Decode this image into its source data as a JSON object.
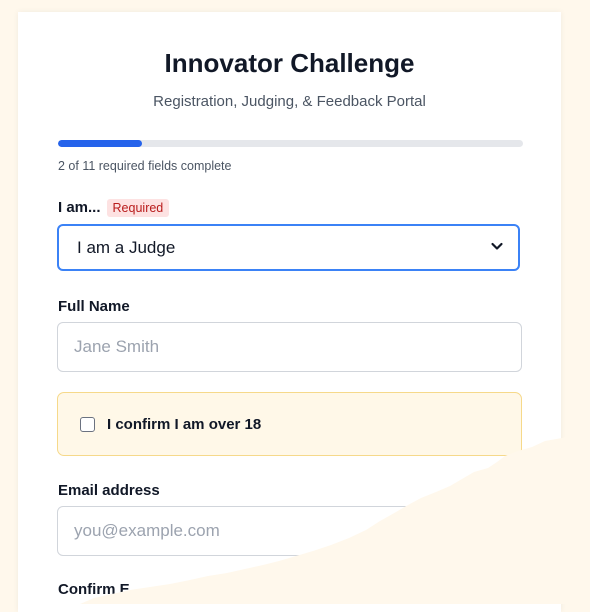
{
  "header": {
    "title": "Innovator Challenge",
    "subtitle": "Registration, Judging, & Feedback Portal"
  },
  "progress": {
    "completed": 2,
    "required_total": 11,
    "fraction": 0.18,
    "text": "2 of 11 required fields complete"
  },
  "role": {
    "label": "I am...",
    "required_badge": "Required",
    "selected_value": "I am a Judge"
  },
  "full_name": {
    "label": "Full Name",
    "placeholder": "Jane Smith"
  },
  "age_confirm": {
    "label": "I confirm I am over 18",
    "checked": false
  },
  "email": {
    "label": "Email address",
    "placeholder": "you@example.com"
  },
  "confirm_email": {
    "label": "Confirm E"
  },
  "colors": {
    "accent": "#2563eb",
    "focus_border": "#3b82f6",
    "badge_bg": "#fde2e2",
    "badge_text": "#b91c1c",
    "confirm_bg": "#fff8e8",
    "confirm_border": "#f6d98a",
    "page_bg": "#fff8ec"
  }
}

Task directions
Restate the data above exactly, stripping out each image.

Answer box
Decode this image into its source data as a JSON object.
{
  "header": {
    "title": "Innovator Challenge",
    "subtitle": "Registration, Judging, & Feedback Portal"
  },
  "progress": {
    "completed": 2,
    "required_total": 11,
    "fraction": 0.18,
    "text": "2 of 11 required fields complete"
  },
  "role": {
    "label": "I am...",
    "required_badge": "Required",
    "selected_value": "I am a Judge"
  },
  "full_name": {
    "label": "Full Name",
    "placeholder": "Jane Smith"
  },
  "age_confirm": {
    "label": "I confirm I am over 18",
    "checked": false
  },
  "email": {
    "label": "Email address",
    "placeholder": "you@example.com"
  },
  "confirm_email": {
    "label": "Confirm E"
  },
  "colors": {
    "accent": "#2563eb",
    "focus_border": "#3b82f6",
    "badge_bg": "#fde2e2",
    "badge_text": "#b91c1c",
    "confirm_bg": "#fff8e8",
    "confirm_border": "#f6d98a",
    "page_bg": "#fff8ec"
  }
}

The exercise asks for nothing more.